═════ DATASET RECORDS ═════

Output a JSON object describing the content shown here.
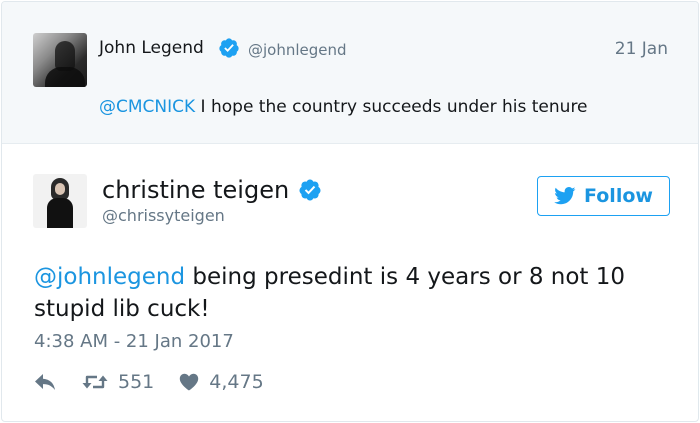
{
  "parent_tweet": {
    "author_name": "John Legend",
    "handle": "@johnlegend",
    "date": "21 Jan",
    "mention": "@CMCNICK",
    "text": " I hope the country succeeds under his tenure"
  },
  "main_tweet": {
    "author_name": "christine teigen",
    "handle": "@chrissyteigen",
    "follow_label": "Follow",
    "mention": "@johnlegend",
    "text": " being presedint is 4 years or 8 not 10 stupid lib cuck!",
    "timestamp": "4:38 AM - 21 Jan 2017",
    "retweet_count": "551",
    "like_count": "4,475"
  },
  "icons": {
    "verified": "verified-badge-icon",
    "follow": "twitter-bird-icon",
    "reply": "reply-arrow-icon",
    "retweet": "retweet-icon",
    "like": "heart-icon"
  },
  "colors": {
    "link": "#1b95e0",
    "verified": "#1da1f2",
    "muted_text": "#657786",
    "parent_background": "#f5f8fa"
  }
}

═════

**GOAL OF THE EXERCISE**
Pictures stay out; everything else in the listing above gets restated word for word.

**ANSWER SECTION**
Output a JSON object describing the content shown here.
{
  "parent_tweet": {
    "author_name": "John Legend",
    "handle": "@johnlegend",
    "date": "21 Jan",
    "mention": "@CMCNICK",
    "text": " I hope the country succeeds under his tenure"
  },
  "main_tweet": {
    "author_name": "christine teigen",
    "handle": "@chrissyteigen",
    "follow_label": "Follow",
    "mention": "@johnlegend",
    "text": " being presedint is 4 years or 8 not 10 stupid lib cuck!",
    "timestamp": "4:38 AM - 21 Jan 2017",
    "retweet_count": "551",
    "like_count": "4,475"
  },
  "icons": {
    "verified": "verified-badge-icon",
    "follow": "twitter-bird-icon",
    "reply": "reply-arrow-icon",
    "retweet": "retweet-icon",
    "like": "heart-icon"
  },
  "colors": {
    "link": "#1b95e0",
    "verified": "#1da1f2",
    "muted_text": "#657786",
    "parent_background": "#f5f8fa"
  }
}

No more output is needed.